Here’s a look at how to change the height of the title to adjust for your journaling (images are from Photoshop CS3):
1. Type or copy and paste your journaling on a new layer (on top of the template).
2. Select/activate the template layer. Using the rectangular marquee tool, draw a box around the title, line, and days of the week. Be careful not to cut into the border as you are selecting this area.
3. Switch to the Move Tool (the black arrow) and the selected area should just include the title, line, and days of the week. Use the up arrow key to move the entire piece farther up the page to accommodate your journaling.
3. Order photos or print out at home. I ended up printing all mine at home today once I established my design formula. I printed photos for the opening page of each day. If you are using the 8.5×11 templates the width of my photos were 7.25 inches (the height varied by the amount of journaling – Monday had the most).
Before adhering I rounded the corners of the photos on the top to mimic the frame from the template.
There’s seven pages finished (six are shown – the seventh is in the album already).
4. For the other full-page part of my spread I decided to do a gathering of photos that would fit into the same Story of Today template frame as the first page. Again, I followed the steps above to move the title to the top of the page (I removed the line and date at the bottom and the days of the week). I printed out seven of those onto white cardstock.
My photo gathering (created in Photoshop but could be easily done by cropping and arranging printed photos) is 7.25 inches wide by almost 9 inches tall. I varied the placement of the photos (large vs. small, etc) from one day to the next depending on the number of photos. Print, trim, corner round the bottom edge, and adhere to the white cardstock.
14 pages done and in page protectors (even though I plan to go back in and add a few embellishments – most likely word stickers, felt pieces, etc).
DIVIDED PAGE PROTECTOR PAGES
1. Print photos 2.5 inches wide x 3.5 inches tall. I chose to go with twelve of these size photos for each day – six for the front of the page protector and six for the back. The other pockets are filled with patterned paper (see below) or pieces of stuff cut to 2.5 inches x 3.5 inches.
Here’s a look at the canvas of photos in Photoshop:
To do this and any other sort of gathering I create a new canvas (usually something like 8 inches x 10 inches at 300 dpi) and then open photos I want to use. Each photo is re-sized before adding to the canvas: in this case to 2.5 inches x 3.5 inches (which requires portions of the image to be cropped). I usually set my photo to 3.5 inches tall first which gives me a width of over 5 inches (if you have the proportion lock checked).
From there I use the crop tool to crop the image to 2.5 inches wide.
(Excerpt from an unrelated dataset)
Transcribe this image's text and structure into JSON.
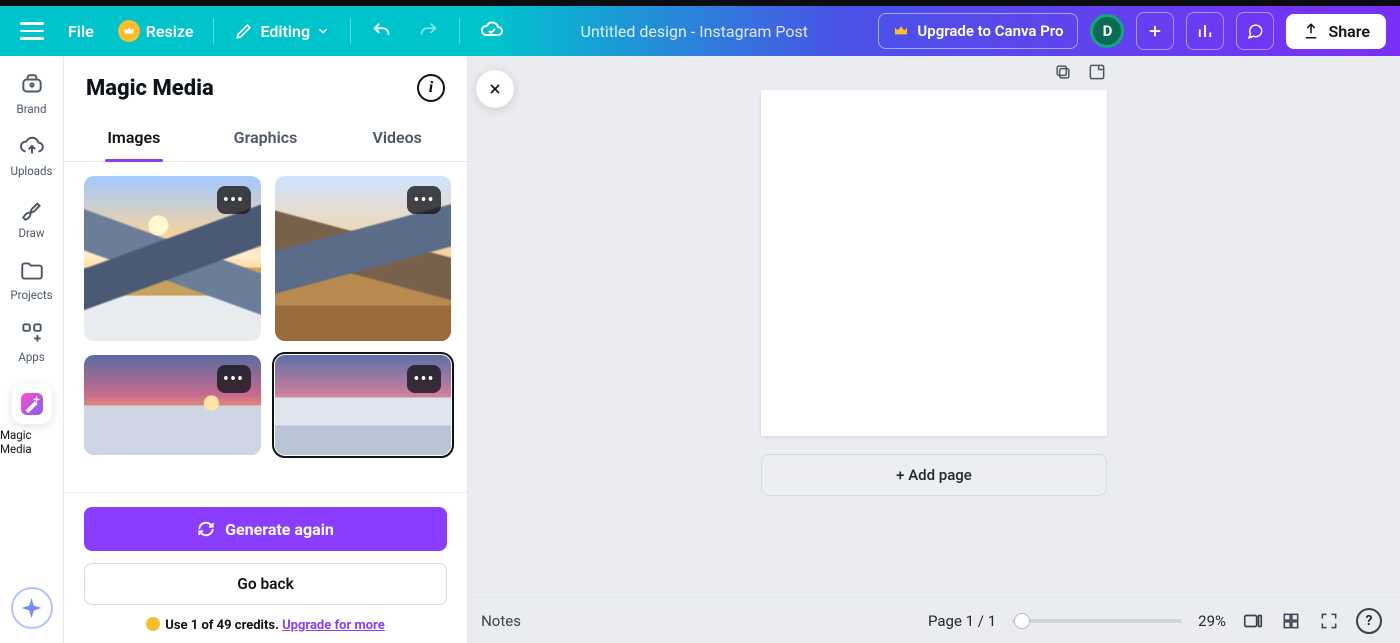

I get to keep a lot of the image that way. After sizing the image I drag and drop it onto the new canvas and print after filling it up.
2. Cut up patterned paper rectangles for the divided page protectors: 2.5 inches x 3.5 inches. I cut seven of each pattern. Here’s what I went with (from top left: Basic Grey Recess, Hambly Studios, Scenic Route Claudia Street (this one has big numbers on the back), 7gypsies Life Creme, Bazzill Basics Dotted Swiss Cardstock, and Scenic Route Sonoma Napa Street. Any six papers you have at home will work.
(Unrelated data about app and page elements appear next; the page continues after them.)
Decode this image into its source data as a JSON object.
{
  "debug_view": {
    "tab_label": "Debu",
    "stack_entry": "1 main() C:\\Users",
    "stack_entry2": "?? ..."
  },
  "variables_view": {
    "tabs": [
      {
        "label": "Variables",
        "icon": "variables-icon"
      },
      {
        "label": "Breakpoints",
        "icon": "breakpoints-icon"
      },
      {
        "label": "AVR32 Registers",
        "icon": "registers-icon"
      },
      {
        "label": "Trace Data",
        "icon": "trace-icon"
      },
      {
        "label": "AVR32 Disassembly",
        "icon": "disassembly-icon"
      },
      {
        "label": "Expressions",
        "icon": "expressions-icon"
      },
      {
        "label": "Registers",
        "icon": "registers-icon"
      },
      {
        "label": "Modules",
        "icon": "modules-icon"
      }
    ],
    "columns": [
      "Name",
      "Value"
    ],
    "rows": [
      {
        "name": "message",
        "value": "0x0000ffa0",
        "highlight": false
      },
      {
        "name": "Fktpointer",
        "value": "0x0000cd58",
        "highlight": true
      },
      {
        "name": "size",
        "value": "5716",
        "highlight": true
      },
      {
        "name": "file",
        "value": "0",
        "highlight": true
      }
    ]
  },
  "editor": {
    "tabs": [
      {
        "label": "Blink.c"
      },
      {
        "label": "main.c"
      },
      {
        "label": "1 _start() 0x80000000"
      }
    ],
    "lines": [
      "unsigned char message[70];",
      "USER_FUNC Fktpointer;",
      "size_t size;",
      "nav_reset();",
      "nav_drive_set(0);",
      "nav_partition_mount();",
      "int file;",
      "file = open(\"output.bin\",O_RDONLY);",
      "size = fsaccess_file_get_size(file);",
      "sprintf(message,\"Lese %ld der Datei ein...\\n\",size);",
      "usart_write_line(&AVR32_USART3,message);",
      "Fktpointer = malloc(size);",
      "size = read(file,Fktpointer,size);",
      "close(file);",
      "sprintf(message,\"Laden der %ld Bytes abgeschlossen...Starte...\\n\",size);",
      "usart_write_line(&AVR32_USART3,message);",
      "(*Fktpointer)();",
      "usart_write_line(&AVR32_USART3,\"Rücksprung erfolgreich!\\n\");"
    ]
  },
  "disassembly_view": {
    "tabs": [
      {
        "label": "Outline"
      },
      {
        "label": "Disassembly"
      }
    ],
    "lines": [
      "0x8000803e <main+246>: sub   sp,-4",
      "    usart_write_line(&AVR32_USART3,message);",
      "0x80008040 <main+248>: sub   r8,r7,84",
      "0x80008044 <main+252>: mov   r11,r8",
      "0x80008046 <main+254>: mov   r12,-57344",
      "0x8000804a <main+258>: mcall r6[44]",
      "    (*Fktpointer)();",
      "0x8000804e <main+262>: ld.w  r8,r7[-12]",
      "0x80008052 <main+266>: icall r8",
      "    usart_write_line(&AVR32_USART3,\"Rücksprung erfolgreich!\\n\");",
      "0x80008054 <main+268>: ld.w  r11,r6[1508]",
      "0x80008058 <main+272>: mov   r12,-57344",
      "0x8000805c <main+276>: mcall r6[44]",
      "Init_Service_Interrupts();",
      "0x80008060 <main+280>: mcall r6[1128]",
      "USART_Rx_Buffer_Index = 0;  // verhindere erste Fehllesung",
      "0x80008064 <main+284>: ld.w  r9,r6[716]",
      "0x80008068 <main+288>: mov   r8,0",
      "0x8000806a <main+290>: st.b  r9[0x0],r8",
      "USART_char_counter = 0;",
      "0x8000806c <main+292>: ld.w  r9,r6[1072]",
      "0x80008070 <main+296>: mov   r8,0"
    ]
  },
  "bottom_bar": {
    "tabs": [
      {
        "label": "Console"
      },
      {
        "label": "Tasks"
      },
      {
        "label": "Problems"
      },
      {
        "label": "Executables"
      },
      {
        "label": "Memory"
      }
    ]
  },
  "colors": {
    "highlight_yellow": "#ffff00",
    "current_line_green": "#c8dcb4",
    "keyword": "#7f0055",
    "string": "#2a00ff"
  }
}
3. Slip a combination of photos and patterned papers into the divided page protector pockets. If you have many more photos you could skip the patterns and go with all photos or if you have a lot of stuff cut up pieces of those things to 2.5 inches x 3.5 inches to fit. Consider adding more pages if you need more pockets.
Some days I had less than 9 photos to crop after doing the photo gathering for the second page. For those places I will be adding more stuff/patterned paper rectangles.
These patterned paper rectangles will be embellished over the next few days.
Make this project as simple as you can for yourself so you will actually DO IT! You have already done so much work in taking photos, gathering stuff, and documenting life. Give it a home.
A complete list of posts related to the week in the life project can be found here.